Everyone in the farm business is aware that a growing segment of the public is concerned with the direction of our food system. Among other things, they feel, justifiably or not, that our system for growing food lacks transparency, is too far removed from consumers, and that it fails to protect the environment.
While most farmers are serious about their roles as stewards of the land and with producing healthy, good quality food, only a few are taking advantage of the opportunities modern technology gives them to connect with consumers. Newer farming technologies, such as hydroponic sprouting systems, are not only economical and smart for business, but can also have a powerful emotional resonance with consumers.

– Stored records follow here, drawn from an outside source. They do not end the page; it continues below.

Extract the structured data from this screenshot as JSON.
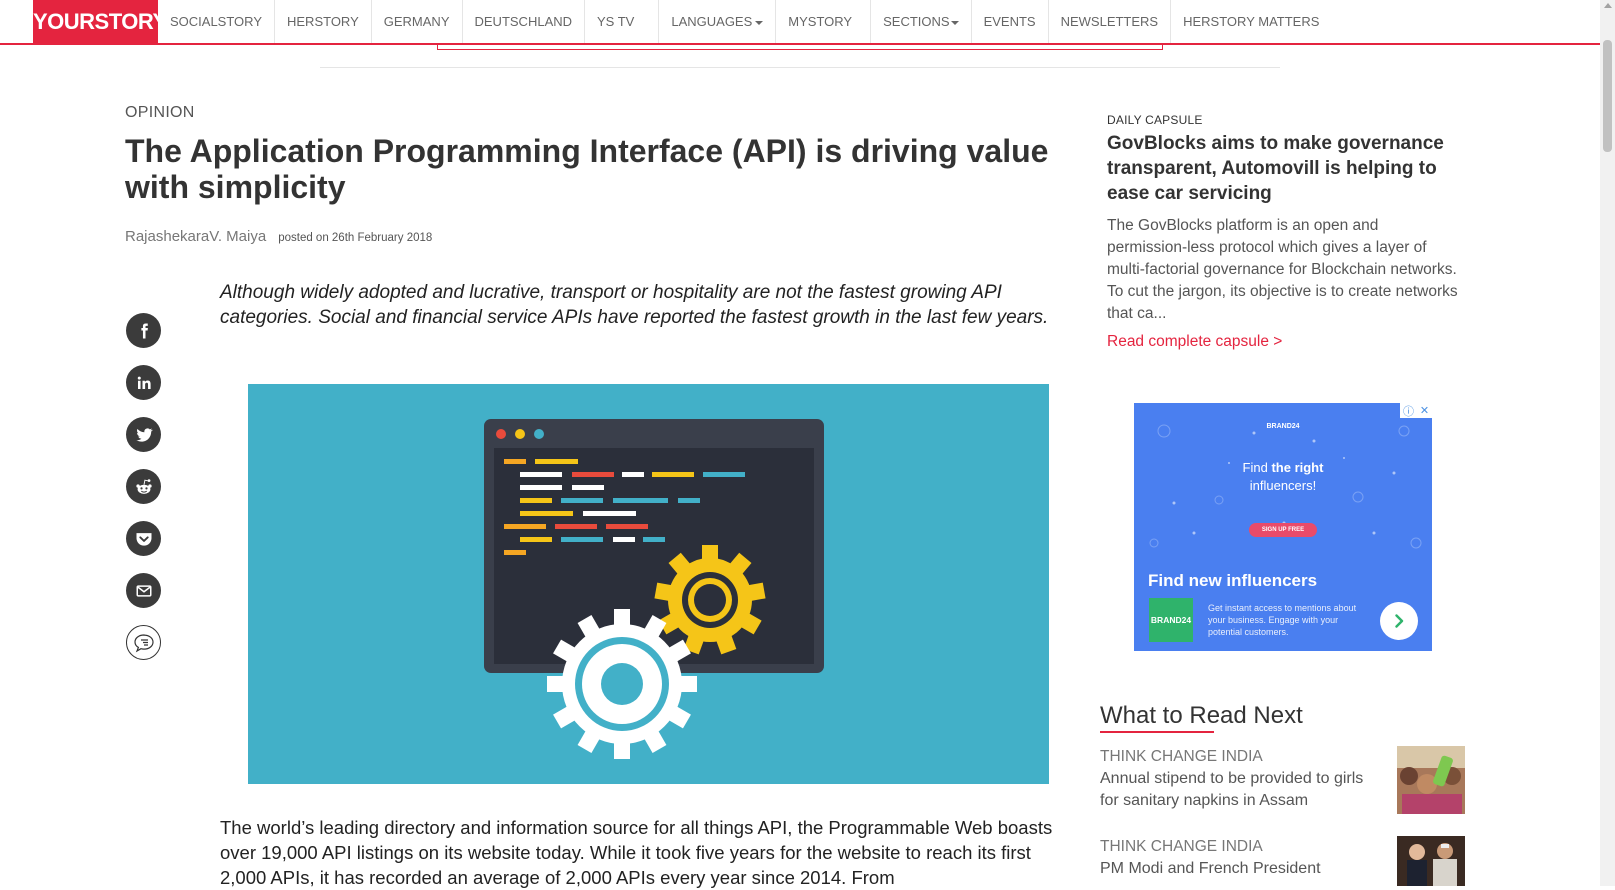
{
  "site": {
    "logo": "YOURSTORY",
    "nav": [
      {
        "label": "SOCIALSTORY",
        "dropdown": false
      },
      {
        "label": "HERSTORY",
        "dropdown": false
      },
      {
        "label": "GERMANY",
        "dropdown": false
      },
      {
        "label": "DEUTSCHLAND",
        "dropdown": false
      },
      {
        "label": "YS TV",
        "dropdown": false
      },
      {
        "label": "LANGUAGES",
        "dropdown": true
      },
      {
        "label": "MYSTORY",
        "dropdown": false
      },
      {
        "label": "SECTIONS",
        "dropdown": true
      },
      {
        "label": "EVENTS",
        "dropdown": false
      },
      {
        "label": "NEWSLETTERS",
        "dropdown": false
      },
      {
        "label": "HERSTORY MATTERS",
        "dropdown": false
      }
    ],
    "accent_color": "#e4243f"
  },
  "article": {
    "category": "OPINION",
    "title": "The Application Programming Interface (API) is driving value with simplicity",
    "author": "RajashekaraV. Maiya",
    "date": "posted on 26th February 2018",
    "lede": "Although widely adopted and lucrative, transport or hospitality are not the fastest growing API categories. Social and financial service APIs have reported the fastest growth in the last few years.",
    "body": "The world’s leading directory and information source for all things API, the Programmable Web boasts over 19,000 API listings on its website today. While it took five years for the website to reach its first 2,000 APIs, it has recorded an average of 2,000 APIs every year since 2014. From",
    "hero_colors": {
      "background": "#42b0c8",
      "window": "#3a3f4b",
      "gear_large": "#ffffff",
      "gear_small": "#f5c518"
    }
  },
  "share_icons": [
    "facebook-icon",
    "linkedin-icon",
    "twitter-icon",
    "reddit-icon",
    "pocket-icon",
    "email-icon",
    "comment-icon"
  ],
  "capsule": {
    "label": "DAILY CAPSULE",
    "title": "GovBlocks aims to make governance transparent, Automovill is helping to ease car servicing",
    "text": "The GovBlocks platform is an open and permission-less protocol which gives a layer of multi-factorial governance for Blockchain networks. To cut the jargon, its objective is to create networks that ca...",
    "link": "Read complete capsule >"
  },
  "ad": {
    "brand_small": "BRAND24",
    "find_pre": "Find ",
    "find_bold": "the right",
    "find_post": "influencers!",
    "signup": "SIGN UP FREE",
    "headline": "Find new influencers",
    "logo": "BRAND24",
    "desc": "Get instant access to mentions about your business. Engage with your potential customers.",
    "background": "#4a7ff0"
  },
  "read_next": {
    "heading": "What to Read Next",
    "items": [
      {
        "category": "THINK CHANGE INDIA",
        "title": "Annual stipend to be provided to girls for sanitary napkins in Assam"
      },
      {
        "category": "THINK CHANGE INDIA",
        "title": "PM Modi and French President"
      }
    ]
  }
}
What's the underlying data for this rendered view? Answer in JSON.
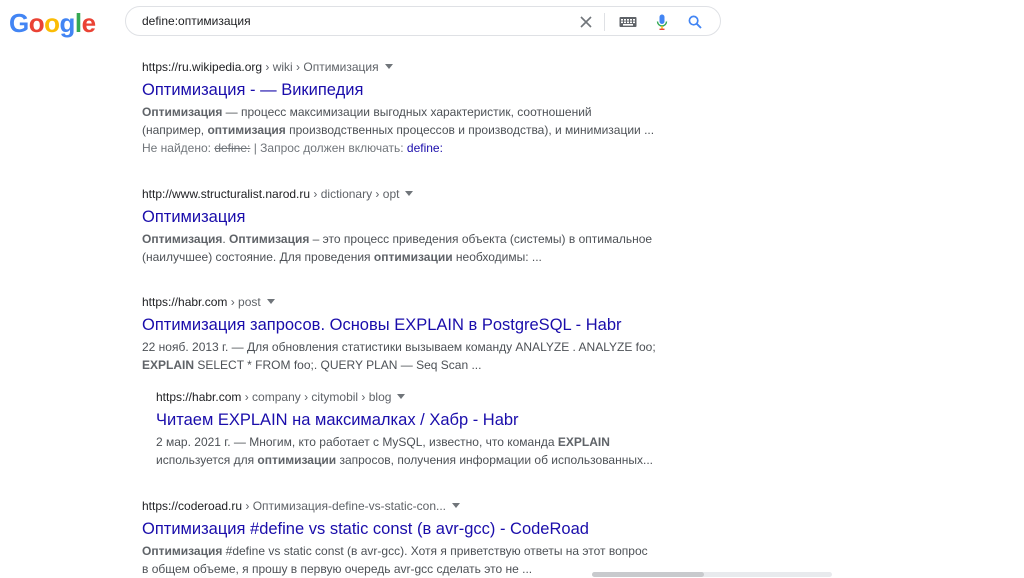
{
  "logo": {
    "text": [
      "G",
      "o",
      "o",
      "g",
      "l",
      "e"
    ],
    "colors": [
      "#4285F4",
      "#EA4335",
      "#FBBC05",
      "#4285F4",
      "#34A853",
      "#EA4335"
    ]
  },
  "search": {
    "query": "define:оптимизация"
  },
  "icons": {
    "clear": "close-icon",
    "keyboard": "keyboard-icon",
    "mic": "microphone-icon",
    "search": "search-icon"
  },
  "results": [
    {
      "url": "https://ru.wikipedia.org",
      "crumbs": " › wiki › Оптимизация",
      "title": "Оптимизация - — Википедия",
      "snippet_lines": [
        [
          [
            "b",
            "Оптимизация"
          ],
          [
            "t",
            " — процесс максимизации выгодных характеристик, соотношений"
          ]
        ],
        [
          [
            "t",
            "(например, "
          ],
          [
            "b",
            "оптимизация"
          ],
          [
            "t",
            " производственных процессов и производства), и минимизации ..."
          ]
        ]
      ],
      "missing": {
        "label": "Не найдено: ",
        "struck": "define:",
        "sep": " | Запрос должен включать: ",
        "link": "define:"
      }
    },
    {
      "url": "http://www.structuralist.narod.ru",
      "crumbs": " › dictionary › opt",
      "title": "Оптимизация",
      "snippet_lines": [
        [
          [
            "b",
            "Оптимизация"
          ],
          [
            "t",
            ". "
          ],
          [
            "b",
            "Оптимизация"
          ],
          [
            "t",
            " – это процесс приведения объекта (системы) в оптимальное"
          ]
        ],
        [
          [
            "t",
            "(наилучшее) состояние. Для проведения "
          ],
          [
            "b",
            "оптимизации"
          ],
          [
            "t",
            " необходимы: ..."
          ]
        ]
      ]
    },
    {
      "url": "https://habr.com",
      "crumbs": " › post",
      "title": "Оптимизация запросов. Основы EXPLAIN в PostgreSQL - Habr",
      "snippet_lines": [
        [
          [
            "t",
            "22 нояб. 2013 г. — Для обновления статистики вызываем команду ANALYZE . ANALYZE foo;"
          ]
        ],
        [
          [
            "b",
            "EXPLAIN"
          ],
          [
            "t",
            " SELECT * FROM foo;. QUERY PLAN — Seq Scan ..."
          ]
        ]
      ]
    },
    {
      "url": "https://habr.com",
      "crumbs": " › company › citymobil › blog",
      "title": "Читаем EXPLAIN на максималках / Хабр - Habr",
      "snippet_lines": [
        [
          [
            "t",
            "2 мар. 2021 г. — Многим, кто работает с MySQL, известно, что команда "
          ],
          [
            "b",
            "EXPLAIN"
          ]
        ],
        [
          [
            "t",
            "используется для "
          ],
          [
            "b",
            "оптимизации"
          ],
          [
            "t",
            " запросов, получения информации об использованных..."
          ]
        ]
      ]
    },
    {
      "url": "https://coderoad.ru",
      "crumbs": " › Оптимизация-define-vs-static-con...",
      "title": "Оптимизация #define vs static const (в avr-gcc) - CodeRoad",
      "snippet_lines": [
        [
          [
            "b",
            "Оптимизация"
          ],
          [
            "t",
            " #define vs static const (в avr-gcc). Хотя я приветствую ответы на этот вопрос"
          ]
        ],
        [
          [
            "t",
            "в общем объеме, я прошу в первую очередь avr-gcc сделать это не ..."
          ]
        ]
      ]
    }
  ]
}
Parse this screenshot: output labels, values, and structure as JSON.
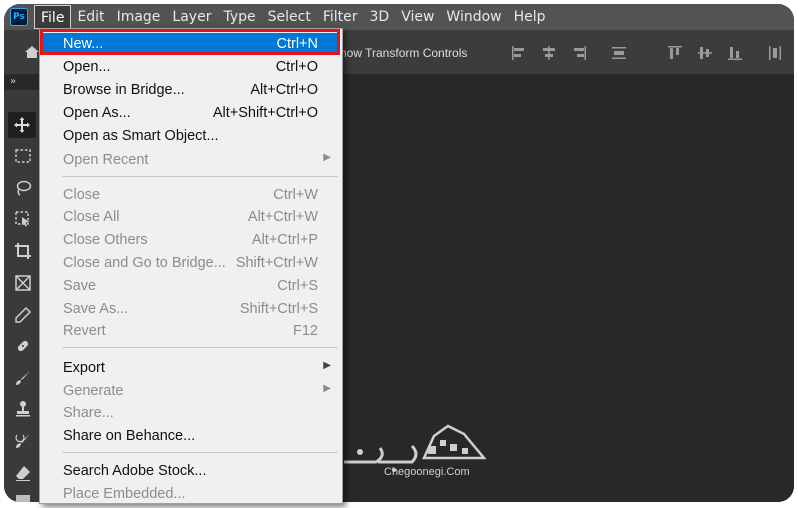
{
  "app": {
    "logo": "Ps"
  },
  "menubar": {
    "items": [
      {
        "label": "File",
        "active": true
      },
      {
        "label": "Edit"
      },
      {
        "label": "Image"
      },
      {
        "label": "Layer"
      },
      {
        "label": "Type"
      },
      {
        "label": "Select"
      },
      {
        "label": "Filter"
      },
      {
        "label": "3D"
      },
      {
        "label": "View"
      },
      {
        "label": "Window"
      },
      {
        "label": "Help"
      }
    ]
  },
  "options_bar": {
    "home_icon": "home-icon",
    "transform_label": "how Transform Controls",
    "align_icons": [
      "align-left-edges-icon",
      "align-horizontal-centers-icon",
      "align-right-edges-icon",
      "distribute-icon",
      "align-top-edges-icon",
      "align-vertical-centers-icon",
      "align-bottom-edges-icon",
      "distribute-vertical-icon"
    ]
  },
  "toolbar": {
    "collapse": "»",
    "tools": [
      "move-tool-icon",
      "marquee-tool-icon",
      "lasso-tool-icon",
      "object-select-tool-icon",
      "crop-tool-icon",
      "frame-tool-icon",
      "eyedropper-tool-icon",
      "healing-brush-tool-icon",
      "brush-tool-icon",
      "clone-stamp-tool-icon",
      "history-brush-tool-icon",
      "eraser-tool-icon",
      "gradient-tool-icon"
    ]
  },
  "file_menu": {
    "items": [
      {
        "label": "New...",
        "shortcut": "Ctrl+N",
        "highlighted": true
      },
      {
        "label": "Open...",
        "shortcut": "Ctrl+O"
      },
      {
        "label": "Browse in Bridge...",
        "shortcut": "Alt+Ctrl+O"
      },
      {
        "label": "Open As...",
        "shortcut": "Alt+Shift+Ctrl+O"
      },
      {
        "label": "Open as Smart Object...",
        "shortcut": ""
      },
      {
        "label": "Open Recent",
        "shortcut": "",
        "submenu": true,
        "disabled": true
      },
      {
        "separator": true
      },
      {
        "label": "Close",
        "shortcut": "Ctrl+W",
        "disabled": true
      },
      {
        "label": "Close All",
        "shortcut": "Alt+Ctrl+W",
        "disabled": true
      },
      {
        "label": "Close Others",
        "shortcut": "Alt+Ctrl+P",
        "disabled": true
      },
      {
        "label": "Close and Go to Bridge...",
        "shortcut": "Shift+Ctrl+W",
        "disabled": true
      },
      {
        "label": "Save",
        "shortcut": "Ctrl+S",
        "disabled": true
      },
      {
        "label": "Save As...",
        "shortcut": "Shift+Ctrl+S",
        "disabled": true
      },
      {
        "label": "Revert",
        "shortcut": "F12",
        "disabled": true
      },
      {
        "separator": true
      },
      {
        "label": "Export",
        "shortcut": "",
        "submenu": true
      },
      {
        "label": "Generate",
        "shortcut": "",
        "submenu": true,
        "disabled": true
      },
      {
        "label": "Share...",
        "shortcut": "",
        "disabled": true
      },
      {
        "label": "Share on Behance...",
        "shortcut": ""
      },
      {
        "separator": true
      },
      {
        "label": "Search Adobe Stock...",
        "shortcut": ""
      },
      {
        "label": "Place Embedded...",
        "shortcut": "",
        "disabled": true
      }
    ]
  },
  "watermark": {
    "site": "Chegoonegi.Com",
    "brand": "چگونگی"
  },
  "colors": {
    "highlight": "#0078d7",
    "callout_border": "#e3141b",
    "menu_bg": "#f0f0f0"
  }
}
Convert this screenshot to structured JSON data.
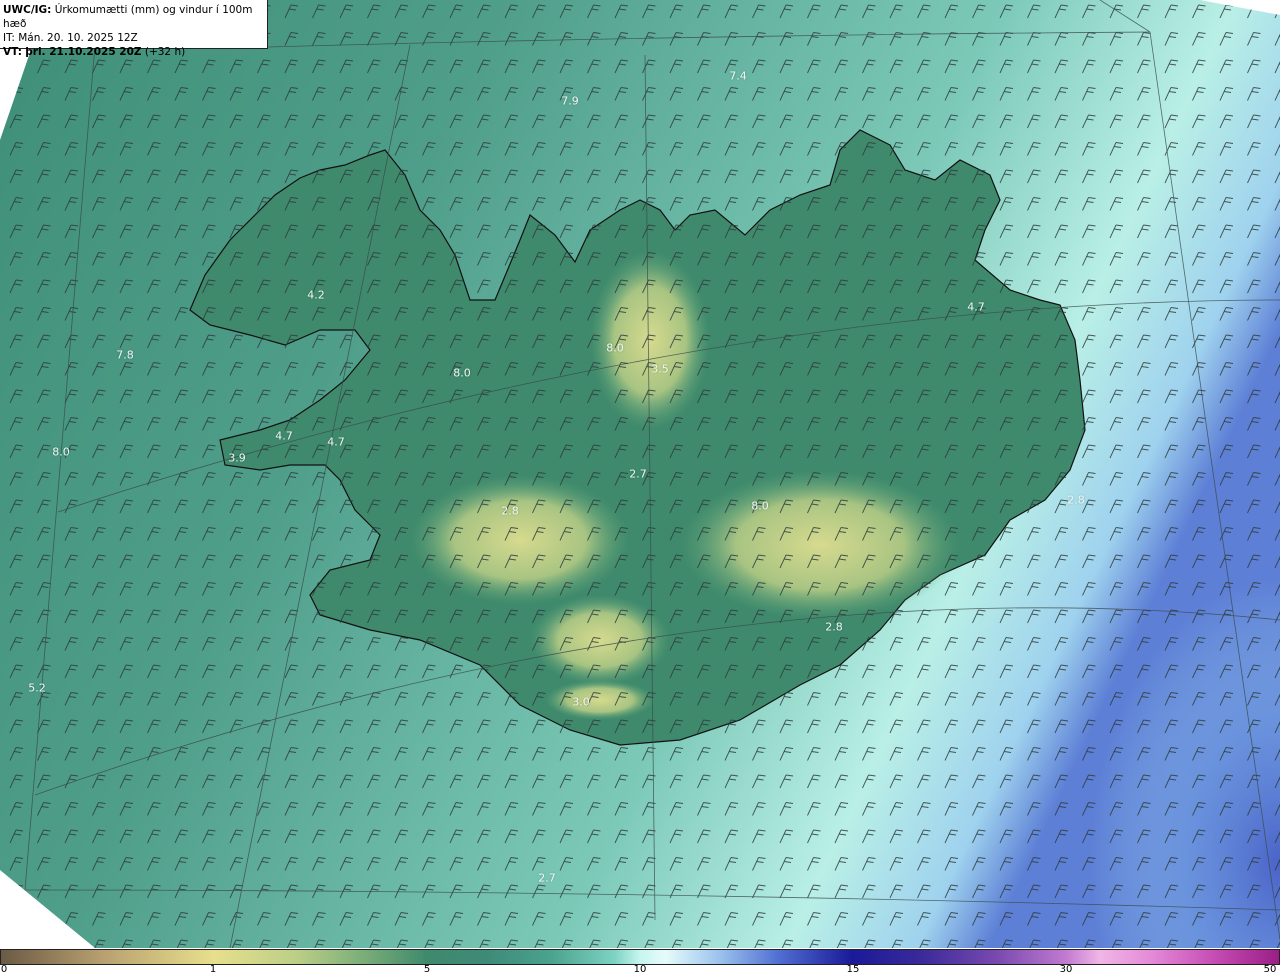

It’s interesting to go on Twitter, Facebook, Pinterest and other social media portals to see how many farms have begun to interact with the public. It doesn’t take much to throw open your “virtual doors” and give consumers and insight into your day-to-day activities. Most of us have some kind of rural heritage and on some level have a strong desire to reconnect with that part of our past. Small things that may seem mundane to you such as a freshly plowed field, a new litter of piglets or milking time can be of deep interest to someone living in the city or suburbs and it doesn’t take a lot of time to snap a photo and upload it to social media.
Paul Fonder is an organic dairyman in South Dakota who does an excellent job capturing to social media all the great little things about farming that the public loves to see:
— Paul Fonder (@OrganicDairyman) December 28, 2014
The public is bombarded with negative information from social media savvy animal rights groups who spotlight the bad apples to smear the entire industry. There is a hunger for positive information about our food production system. It’s time to push back.
Ok, that’s all very well, you say, but where do fodder systems fit into all of this?
A fodder system is a new, and better way of doing things that is social media friendly in that it is visual and easily understood, readily perceived as healthier for the animals – pictures of cows, horses, pigs, chickens, etc happily munching on green fodder is emotionally impactful, and clearly has a smaller, more responsible environmental impact.
While it can be difficult to visually represent reduced use of fertilizer or integrated pest management, a photo of a fodder system brimming with fresh, green feed is a picture which paints a thousand words. Fodder is grown without pesticides or fertilizers, consumes very little water and requires less grazing areas. It produces less manure, better products and healthier, happier livestock.
You may be an organic or grass fed producer, a small farm selling selling meat, cheese, milk or eggs direct to a local market, or even a very large farm, but incorporating sprouted fodder production into your operations should be seen not only as a better and more profitable way of farming, but also as a tool to engage the public and instill confidence that you are on the cutting edge of healthier, more humane and environmentally responsible farming practices.